An Islamist group claimed the seizing of dozens of Western hostages in Algeria Wednesday, saying the raid on the In Amenas gas field was in retaliation for French military intervention in Mali.
"We announce that we have successfully staged a large-scale attack in response to... the crusade being waged by French forces in Mali," said a statement on a Mauritanian website by a group calling itself "Signatories for Blood" -- the name of a katiba, or combat unit, led by Algerian national Mokhtar Belmokhtar, a former leader of Al-Qaeda in the Islamic Maghreb (AQIM).
The statement claimed there were "more than 40" foreign hostages, whom it called "crusaders", including seven Americans and two British.
"We hold Algeria and the hostages' countries responsible for any delay in meeting our conditions, the first of which is a halt to this aggression against our people in Mali," it said.
Mauritanian media separately reported Islamists as saying they were holding 41 hostages.
The statement by "Signatories for Blood" was published on a website called Alakhbar, which often carries material from Islamist groups.
"Algeria was chosen for this operation to teach (Algerian President Abdelaziz) Bouteflika that we will never accept the humiliation of the Algerian people's honour... by opening Algerian airspace to French planes," it said.
France said Sunday that Algeria had agreed to allow French warplanes to cross its airspace on their way to Mali for raids on the Islamist rebels that seized the north of the country, which borders Algeria to the southeast, in April last year.
"This operation is also part of a worldwide campaign of struggle against Jews and crusaders," the statement added.
One Briton and an Algerian were killed in the attack on the In Amenas gas field, Algerian Interior Minister Dahou Ould Kablia said. Six people were also wounded.
The gas field is jointly operated by British oil giant BP, Norway's Statoil and state-run Algerian energy firm Sonatrach.

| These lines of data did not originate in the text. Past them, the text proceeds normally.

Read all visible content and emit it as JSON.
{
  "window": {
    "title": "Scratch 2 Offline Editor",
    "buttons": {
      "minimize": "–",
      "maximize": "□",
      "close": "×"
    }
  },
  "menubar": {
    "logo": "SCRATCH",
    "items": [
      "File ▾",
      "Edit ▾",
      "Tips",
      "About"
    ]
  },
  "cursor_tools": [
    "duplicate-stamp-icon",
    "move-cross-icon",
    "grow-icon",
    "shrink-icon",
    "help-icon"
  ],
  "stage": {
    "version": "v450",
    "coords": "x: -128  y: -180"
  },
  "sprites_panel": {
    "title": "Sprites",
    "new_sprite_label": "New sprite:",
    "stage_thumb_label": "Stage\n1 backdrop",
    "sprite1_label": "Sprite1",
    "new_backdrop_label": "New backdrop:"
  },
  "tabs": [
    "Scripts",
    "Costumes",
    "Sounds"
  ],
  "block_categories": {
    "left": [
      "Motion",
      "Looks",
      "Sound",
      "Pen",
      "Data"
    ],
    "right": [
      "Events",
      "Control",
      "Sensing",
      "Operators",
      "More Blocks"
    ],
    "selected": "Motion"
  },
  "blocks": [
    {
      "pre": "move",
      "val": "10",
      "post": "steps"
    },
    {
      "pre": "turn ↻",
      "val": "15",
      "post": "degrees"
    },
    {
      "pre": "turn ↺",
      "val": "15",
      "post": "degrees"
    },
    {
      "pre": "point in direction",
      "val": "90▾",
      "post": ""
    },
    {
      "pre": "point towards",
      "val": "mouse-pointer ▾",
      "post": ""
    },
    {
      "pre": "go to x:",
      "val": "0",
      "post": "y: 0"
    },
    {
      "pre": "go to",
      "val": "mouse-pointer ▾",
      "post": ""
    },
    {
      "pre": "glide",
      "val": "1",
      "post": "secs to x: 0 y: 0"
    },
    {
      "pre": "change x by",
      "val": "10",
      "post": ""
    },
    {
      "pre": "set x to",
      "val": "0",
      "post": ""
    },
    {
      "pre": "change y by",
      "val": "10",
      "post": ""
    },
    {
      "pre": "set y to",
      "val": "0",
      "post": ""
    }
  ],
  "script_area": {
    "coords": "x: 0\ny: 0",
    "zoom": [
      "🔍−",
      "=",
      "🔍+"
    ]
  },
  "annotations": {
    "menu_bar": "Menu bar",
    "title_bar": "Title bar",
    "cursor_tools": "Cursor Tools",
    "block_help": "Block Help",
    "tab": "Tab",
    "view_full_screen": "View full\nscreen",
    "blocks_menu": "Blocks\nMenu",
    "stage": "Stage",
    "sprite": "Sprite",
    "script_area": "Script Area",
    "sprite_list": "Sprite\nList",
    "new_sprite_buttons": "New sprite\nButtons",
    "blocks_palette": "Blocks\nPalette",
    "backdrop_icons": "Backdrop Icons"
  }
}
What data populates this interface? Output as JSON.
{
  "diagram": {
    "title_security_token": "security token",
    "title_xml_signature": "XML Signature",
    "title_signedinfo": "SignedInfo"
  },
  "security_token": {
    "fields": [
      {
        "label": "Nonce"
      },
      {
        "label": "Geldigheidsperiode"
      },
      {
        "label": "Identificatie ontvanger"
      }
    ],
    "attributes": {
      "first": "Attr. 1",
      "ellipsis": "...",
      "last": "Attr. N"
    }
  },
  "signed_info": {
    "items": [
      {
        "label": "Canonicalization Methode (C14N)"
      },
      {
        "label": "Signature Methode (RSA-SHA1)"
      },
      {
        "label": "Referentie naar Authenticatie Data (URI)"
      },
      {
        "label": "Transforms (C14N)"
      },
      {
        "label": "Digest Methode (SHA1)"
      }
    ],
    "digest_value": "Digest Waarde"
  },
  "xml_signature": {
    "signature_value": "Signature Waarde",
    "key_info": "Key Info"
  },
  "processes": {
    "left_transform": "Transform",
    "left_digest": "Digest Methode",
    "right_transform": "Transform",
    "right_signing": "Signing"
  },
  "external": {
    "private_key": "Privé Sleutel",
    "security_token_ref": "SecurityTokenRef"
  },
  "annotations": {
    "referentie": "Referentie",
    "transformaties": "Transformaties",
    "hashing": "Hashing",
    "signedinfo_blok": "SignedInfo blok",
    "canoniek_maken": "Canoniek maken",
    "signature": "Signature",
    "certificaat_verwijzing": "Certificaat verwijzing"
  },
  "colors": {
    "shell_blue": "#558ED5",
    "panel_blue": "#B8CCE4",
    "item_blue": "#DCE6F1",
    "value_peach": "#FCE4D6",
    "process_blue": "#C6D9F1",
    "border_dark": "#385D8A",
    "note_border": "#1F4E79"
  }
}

Production was shut down after the attack on the site, which is located 1,300 kilometres (810 miles) southeast of Algiers, close to the Libyan border.

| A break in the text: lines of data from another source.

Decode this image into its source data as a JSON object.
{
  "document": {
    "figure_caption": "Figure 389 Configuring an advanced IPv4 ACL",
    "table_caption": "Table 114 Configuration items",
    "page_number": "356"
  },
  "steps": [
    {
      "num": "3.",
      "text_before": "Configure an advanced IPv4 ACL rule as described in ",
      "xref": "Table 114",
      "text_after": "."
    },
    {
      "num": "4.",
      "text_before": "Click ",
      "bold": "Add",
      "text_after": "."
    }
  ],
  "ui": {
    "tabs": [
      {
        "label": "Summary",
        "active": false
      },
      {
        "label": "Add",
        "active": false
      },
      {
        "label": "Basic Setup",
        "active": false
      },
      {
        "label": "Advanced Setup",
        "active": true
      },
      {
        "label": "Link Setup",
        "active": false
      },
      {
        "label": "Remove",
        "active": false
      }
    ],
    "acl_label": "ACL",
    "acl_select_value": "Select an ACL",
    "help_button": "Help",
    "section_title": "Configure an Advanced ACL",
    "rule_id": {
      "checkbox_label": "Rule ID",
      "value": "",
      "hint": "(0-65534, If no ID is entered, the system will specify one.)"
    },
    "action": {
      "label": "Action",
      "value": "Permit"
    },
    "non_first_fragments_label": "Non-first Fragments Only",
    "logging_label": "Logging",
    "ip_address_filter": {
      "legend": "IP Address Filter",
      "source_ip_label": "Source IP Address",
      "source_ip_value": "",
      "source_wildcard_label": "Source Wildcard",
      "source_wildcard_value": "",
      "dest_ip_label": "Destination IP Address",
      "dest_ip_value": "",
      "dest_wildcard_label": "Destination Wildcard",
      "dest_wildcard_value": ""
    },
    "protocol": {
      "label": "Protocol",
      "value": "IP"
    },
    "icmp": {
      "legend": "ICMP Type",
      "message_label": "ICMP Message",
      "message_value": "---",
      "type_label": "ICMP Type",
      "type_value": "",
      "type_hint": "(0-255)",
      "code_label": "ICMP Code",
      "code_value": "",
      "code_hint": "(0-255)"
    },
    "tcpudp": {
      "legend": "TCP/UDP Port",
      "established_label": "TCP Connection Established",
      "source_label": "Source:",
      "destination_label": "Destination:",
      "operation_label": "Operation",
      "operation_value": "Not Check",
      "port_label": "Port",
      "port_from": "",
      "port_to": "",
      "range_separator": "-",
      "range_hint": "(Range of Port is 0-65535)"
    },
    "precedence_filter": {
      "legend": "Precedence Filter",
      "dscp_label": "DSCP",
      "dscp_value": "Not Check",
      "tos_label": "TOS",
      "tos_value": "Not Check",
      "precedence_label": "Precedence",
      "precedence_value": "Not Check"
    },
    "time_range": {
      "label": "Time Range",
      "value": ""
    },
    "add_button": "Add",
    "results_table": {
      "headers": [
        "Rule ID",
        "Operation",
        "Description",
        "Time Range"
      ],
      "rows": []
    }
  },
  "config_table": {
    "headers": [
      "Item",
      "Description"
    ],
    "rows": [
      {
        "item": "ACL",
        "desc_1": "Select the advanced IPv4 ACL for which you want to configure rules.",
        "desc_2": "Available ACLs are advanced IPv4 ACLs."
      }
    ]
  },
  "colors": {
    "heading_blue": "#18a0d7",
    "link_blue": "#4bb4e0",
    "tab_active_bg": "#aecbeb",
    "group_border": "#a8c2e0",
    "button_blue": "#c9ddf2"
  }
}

The attack was the first reprisal by the Islamists for the French assault on Mali, which began on January 11.